EXERCISE: Repeat all entries below exactly as shown.

Items from an interface collection:

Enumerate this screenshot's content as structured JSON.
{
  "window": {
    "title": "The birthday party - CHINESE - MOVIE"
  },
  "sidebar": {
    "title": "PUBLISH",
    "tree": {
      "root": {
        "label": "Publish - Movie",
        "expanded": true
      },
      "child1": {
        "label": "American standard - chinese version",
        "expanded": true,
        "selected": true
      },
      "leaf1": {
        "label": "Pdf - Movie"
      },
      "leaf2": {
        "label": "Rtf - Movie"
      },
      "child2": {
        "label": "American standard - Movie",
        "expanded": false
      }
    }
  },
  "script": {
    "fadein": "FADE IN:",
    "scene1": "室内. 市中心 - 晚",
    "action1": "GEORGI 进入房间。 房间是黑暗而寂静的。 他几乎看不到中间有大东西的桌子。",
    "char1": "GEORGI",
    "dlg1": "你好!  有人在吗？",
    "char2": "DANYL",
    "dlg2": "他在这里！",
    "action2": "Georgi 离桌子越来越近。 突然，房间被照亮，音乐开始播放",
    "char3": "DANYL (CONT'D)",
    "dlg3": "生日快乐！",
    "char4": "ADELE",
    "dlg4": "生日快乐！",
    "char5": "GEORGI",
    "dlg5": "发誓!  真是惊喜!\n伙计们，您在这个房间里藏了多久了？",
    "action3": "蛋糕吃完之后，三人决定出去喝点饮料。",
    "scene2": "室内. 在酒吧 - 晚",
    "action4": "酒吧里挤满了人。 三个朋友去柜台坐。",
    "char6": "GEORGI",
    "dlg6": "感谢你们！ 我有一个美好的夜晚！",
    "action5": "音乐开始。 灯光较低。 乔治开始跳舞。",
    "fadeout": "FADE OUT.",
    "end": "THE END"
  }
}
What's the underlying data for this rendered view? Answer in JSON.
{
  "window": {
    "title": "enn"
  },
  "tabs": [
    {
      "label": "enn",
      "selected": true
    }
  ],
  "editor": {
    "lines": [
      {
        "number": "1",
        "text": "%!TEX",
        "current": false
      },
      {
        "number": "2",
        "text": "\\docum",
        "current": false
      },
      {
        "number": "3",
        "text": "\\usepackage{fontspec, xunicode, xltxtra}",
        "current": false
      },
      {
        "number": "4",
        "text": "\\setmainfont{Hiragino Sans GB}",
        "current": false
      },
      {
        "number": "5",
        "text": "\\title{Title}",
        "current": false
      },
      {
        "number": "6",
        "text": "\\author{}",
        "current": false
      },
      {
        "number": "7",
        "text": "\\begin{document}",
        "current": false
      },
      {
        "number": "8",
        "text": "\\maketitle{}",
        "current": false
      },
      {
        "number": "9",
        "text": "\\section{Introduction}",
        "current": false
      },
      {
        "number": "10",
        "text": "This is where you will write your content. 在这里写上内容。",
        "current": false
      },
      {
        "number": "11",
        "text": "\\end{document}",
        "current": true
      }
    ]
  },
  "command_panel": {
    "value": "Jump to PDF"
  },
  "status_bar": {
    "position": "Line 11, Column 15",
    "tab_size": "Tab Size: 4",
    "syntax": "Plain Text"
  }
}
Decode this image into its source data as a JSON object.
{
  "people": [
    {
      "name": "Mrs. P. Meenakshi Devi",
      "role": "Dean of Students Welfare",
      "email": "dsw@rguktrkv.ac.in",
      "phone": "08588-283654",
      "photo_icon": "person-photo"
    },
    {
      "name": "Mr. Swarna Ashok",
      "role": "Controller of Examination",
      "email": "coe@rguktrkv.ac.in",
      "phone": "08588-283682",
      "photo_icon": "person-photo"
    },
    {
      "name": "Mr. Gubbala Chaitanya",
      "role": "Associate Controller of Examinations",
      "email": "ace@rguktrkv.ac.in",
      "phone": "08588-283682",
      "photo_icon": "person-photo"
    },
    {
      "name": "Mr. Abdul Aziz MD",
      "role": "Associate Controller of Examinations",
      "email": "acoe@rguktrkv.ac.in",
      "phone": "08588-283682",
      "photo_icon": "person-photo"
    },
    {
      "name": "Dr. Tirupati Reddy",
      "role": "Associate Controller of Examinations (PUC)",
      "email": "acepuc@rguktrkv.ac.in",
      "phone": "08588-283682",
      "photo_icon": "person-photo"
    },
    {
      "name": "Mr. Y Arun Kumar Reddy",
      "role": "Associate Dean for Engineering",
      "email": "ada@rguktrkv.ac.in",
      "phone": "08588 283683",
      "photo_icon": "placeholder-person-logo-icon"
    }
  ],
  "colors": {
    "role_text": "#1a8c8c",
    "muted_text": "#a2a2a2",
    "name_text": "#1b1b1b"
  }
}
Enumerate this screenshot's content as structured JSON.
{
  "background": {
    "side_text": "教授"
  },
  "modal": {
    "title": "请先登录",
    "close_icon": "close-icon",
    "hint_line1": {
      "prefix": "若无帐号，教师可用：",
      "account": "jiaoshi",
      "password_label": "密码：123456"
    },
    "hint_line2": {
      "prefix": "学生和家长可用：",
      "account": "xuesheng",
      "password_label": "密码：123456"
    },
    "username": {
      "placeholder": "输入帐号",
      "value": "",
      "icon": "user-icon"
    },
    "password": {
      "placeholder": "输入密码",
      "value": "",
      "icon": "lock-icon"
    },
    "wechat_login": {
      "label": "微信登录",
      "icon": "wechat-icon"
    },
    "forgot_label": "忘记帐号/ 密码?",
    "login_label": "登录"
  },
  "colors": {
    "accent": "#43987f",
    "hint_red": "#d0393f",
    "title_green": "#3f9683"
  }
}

ANSWER SPACE:
Enumerate this screenshot's content as structured JSON.
{
  "window": {
    "title": "The birthday party - CHINESE - MOVIE"
  },
  "sidebar": {
    "title": "PUBLISH",
    "tree": {
      "root": {
        "label": "Publish - Movie",
        "expanded": true
      },
      "child1": {
        "label": "American standard - chinese version",
        "expanded": true,
        "selected": true
      },
      "leaf1": {
        "label": "Pdf - Movie"
      },
      "leaf2": {
        "label": "Rtf - Movie"
      },
      "child2": {
        "label": "American standard - Movie",
        "expanded": false
      }
    }
  },
  "script": {
    "fadein": "FADE IN:",
    "scene1": "室内. 市中心 - 晚",
    "action1": "GEORGI 进入房间。 房间是黑暗而寂静的。 他几乎看不到中间有大东西的桌子。",
    "char1": "GEORGI",
    "dlg1": "你好!  有人在吗？",
    "char2": "DANYL",
    "dlg2": "他在这里！",
    "action2": "Georgi 离桌子越来越近。 突然，房间被照亮，音乐开始播放",
    "char3": "DANYL (CONT'D)",
    "dlg3": "生日快乐！",
    "char4": "ADELE",
    "dlg4": "生日快乐！",
    "char5": "GEORGI",
    "dlg5": "发誓!  真是惊喜!\n伙计们，您在这个房间里藏了多久了？",
    "action3": "蛋糕吃完之后，三人决定出去喝点饮料。",
    "scene2": "室内. 在酒吧 - 晚",
    "action4": "酒吧里挤满了人。 三个朋友去柜台坐。",
    "char6": "GEORGI",
    "dlg6": "感谢你们！ 我有一个美好的夜晚！",
    "action5": "音乐开始。 灯光较低。 乔治开始跳舞。",
    "fadeout": "FADE OUT.",
    "end": "THE END"
  }
}
What's the underlying data for this rendered view? Answer in JSON.
{
  "window": {
    "title": "enn"
  },
  "tabs": [
    {
      "label": "enn",
      "selected": true
    }
  ],
  "editor": {
    "lines": [
      {
        "number": "1",
        "text": "%!TEX",
        "current": false
      },
      {
        "number": "2",
        "text": "\\docum",
        "current": false
      },
      {
        "number": "3",
        "text": "\\usepackage{fontspec, xunicode, xltxtra}",
        "current": false
      },
      {
        "number": "4",
        "text": "\\setmainfont{Hiragino Sans GB}",
        "current": false
      },
      {
        "number": "5",
        "text": "\\title{Title}",
        "current": false
      },
      {
        "number": "6",
        "text": "\\author{}",
        "current": false
      },
      {
        "number": "7",
        "text": "\\begin{document}",
        "current": false
      },
      {
        "number": "8",
        "text": "\\maketitle{}",
        "current": false
      },
      {
        "number": "9",
        "text": "\\section{Introduction}",
        "current": false
      },
      {
        "number": "10",
        "text": "This is where you will write your content. 在这里写上内容。",
        "current": false
      },
      {
        "number": "11",
        "text": "\\end{document}",
        "current": true
      }
    ]
  },
  "command_panel": {
    "value": "Jump to PDF"
  },
  "status_bar": {
    "position": "Line 11, Column 15",
    "tab_size": "Tab Size: 4",
    "syntax": "Plain Text"
  }
}
Decode this image into its source data as a JSON object.
{
  "people": [
    {
      "name": "Mrs. P. Meenakshi Devi",
      "role": "Dean of Students Welfare",
      "email": "dsw@rguktrkv.ac.in",
      "phone": "08588-283654",
      "photo_icon": "person-photo"
    },
    {
      "name": "Mr. Swarna Ashok",
      "role": "Controller of Examination",
      "email": "coe@rguktrkv.ac.in",
      "phone": "08588-283682",
      "photo_icon": "person-photo"
    },
    {
      "name": "Mr. Gubbala Chaitanya",
      "role": "Associate Controller of Examinations",
      "email": "ace@rguktrkv.ac.in",
      "phone": "08588-283682",
      "photo_icon": "person-photo"
    },
    {
      "name": "Mr. Abdul Aziz MD",
      "role": "Associate Controller of Examinations",
      "email": "acoe@rguktrkv.ac.in",
      "phone": "08588-283682",
      "photo_icon": "person-photo"
    },
    {
      "name": "Dr. Tirupati Reddy",
      "role": "Associate Controller of Examinations (PUC)",
      "email": "acepuc@rguktrkv.ac.in",
      "phone": "08588-283682",
      "photo_icon": "person-photo"
    },
    {
      "name": "Mr. Y Arun Kumar Reddy",
      "role": "Associate Dean for Engineering",
      "email": "ada@rguktrkv.ac.in",
      "phone": "08588 283683",
      "photo_icon": "placeholder-person-logo-icon"
    }
  ],
  "colors": {
    "role_text": "#1a8c8c",
    "muted_text": "#a2a2a2",
    "name_text": "#1b1b1b"
  }
}
Enumerate this screenshot's content as structured JSON.
{
  "background": {
    "side_text": "教授"
  },
  "modal": {
    "title": "请先登录",
    "close_icon": "close-icon",
    "hint_line1": {
      "prefix": "若无帐号，教师可用：",
      "account": "jiaoshi",
      "password_label": "密码：123456"
    },
    "hint_line2": {
      "prefix": "学生和家长可用：",
      "account": "xuesheng",
      "password_label": "密码：123456"
    },
    "username": {
      "placeholder": "输入帐号",
      "value": "",
      "icon": "user-icon"
    },
    "password": {
      "placeholder": "输入密码",
      "value": "",
      "icon": "lock-icon"
    },
    "wechat_login": {
      "label": "微信登录",
      "icon": "wechat-icon"
    },
    "forgot_label": "忘记帐号/ 密码?",
    "login_label": "登录"
  },
  "colors": {
    "accent": "#43987f",
    "hint_red": "#d0393f",
    "title_green": "#3f9683"
  }
}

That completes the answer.